┌──

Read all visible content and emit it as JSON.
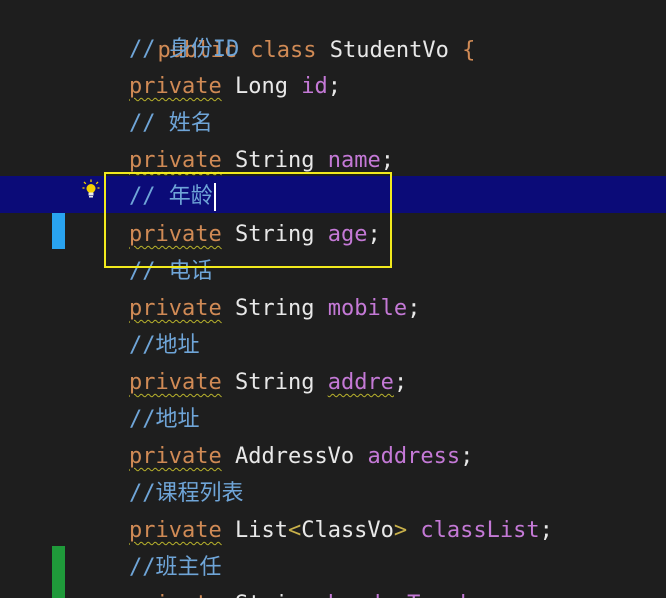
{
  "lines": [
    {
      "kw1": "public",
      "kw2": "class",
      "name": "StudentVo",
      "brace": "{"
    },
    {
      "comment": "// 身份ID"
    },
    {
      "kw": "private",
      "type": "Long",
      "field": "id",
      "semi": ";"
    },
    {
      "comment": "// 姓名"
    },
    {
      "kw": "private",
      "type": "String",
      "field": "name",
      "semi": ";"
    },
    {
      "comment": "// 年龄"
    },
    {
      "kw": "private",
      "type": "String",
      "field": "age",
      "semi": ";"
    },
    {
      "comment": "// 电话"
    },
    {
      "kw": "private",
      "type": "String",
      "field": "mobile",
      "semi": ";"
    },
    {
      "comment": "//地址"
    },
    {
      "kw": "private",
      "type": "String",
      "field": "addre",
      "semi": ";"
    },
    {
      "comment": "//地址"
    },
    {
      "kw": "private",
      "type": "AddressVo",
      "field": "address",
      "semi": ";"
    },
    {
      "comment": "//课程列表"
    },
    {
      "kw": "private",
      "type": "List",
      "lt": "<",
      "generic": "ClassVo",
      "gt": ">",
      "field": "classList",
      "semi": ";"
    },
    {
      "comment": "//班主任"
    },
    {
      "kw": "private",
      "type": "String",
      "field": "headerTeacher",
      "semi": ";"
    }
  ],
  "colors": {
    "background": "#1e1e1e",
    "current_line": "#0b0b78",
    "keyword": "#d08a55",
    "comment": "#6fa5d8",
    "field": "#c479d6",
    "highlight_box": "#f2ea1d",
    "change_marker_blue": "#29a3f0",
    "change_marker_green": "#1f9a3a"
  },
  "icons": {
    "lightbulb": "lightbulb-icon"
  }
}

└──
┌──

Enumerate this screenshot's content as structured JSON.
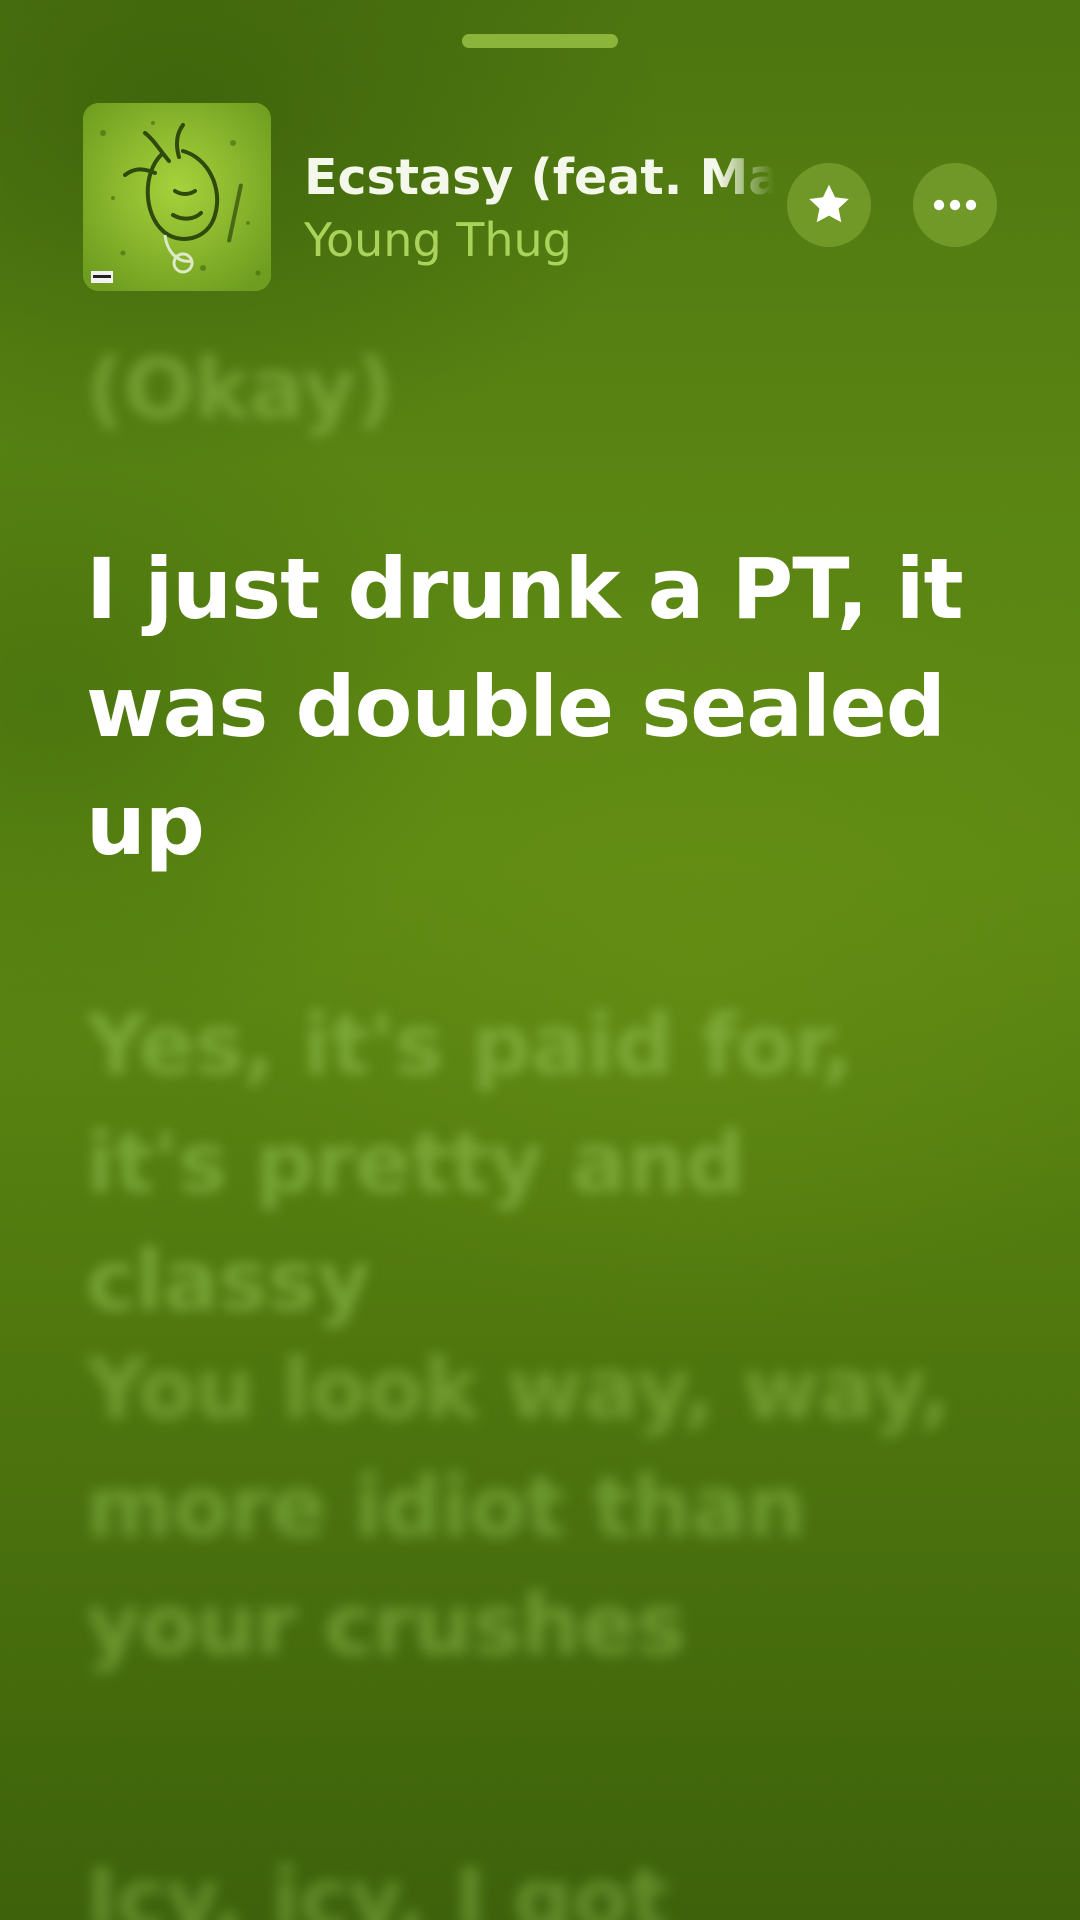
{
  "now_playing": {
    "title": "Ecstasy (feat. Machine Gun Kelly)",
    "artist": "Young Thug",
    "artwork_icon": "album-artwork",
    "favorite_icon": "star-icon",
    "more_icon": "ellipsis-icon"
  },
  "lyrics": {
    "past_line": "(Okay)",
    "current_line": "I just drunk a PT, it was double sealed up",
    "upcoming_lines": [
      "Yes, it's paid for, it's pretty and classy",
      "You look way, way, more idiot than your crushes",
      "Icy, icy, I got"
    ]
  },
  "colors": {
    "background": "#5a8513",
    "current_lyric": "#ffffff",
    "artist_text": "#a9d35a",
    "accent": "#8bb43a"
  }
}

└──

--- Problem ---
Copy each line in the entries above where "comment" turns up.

--- Response to this task ---
      "comment": "// 身份ID"
      "comment": "// 姓名"
      "comment": "// 年龄"
      "comment": "// 电话"
      "comment": "//地址"
      "comment": "//地址"
      "comment": "//课程列表"
      "comment": "//班主任"
    "comment": "#6fa5d8",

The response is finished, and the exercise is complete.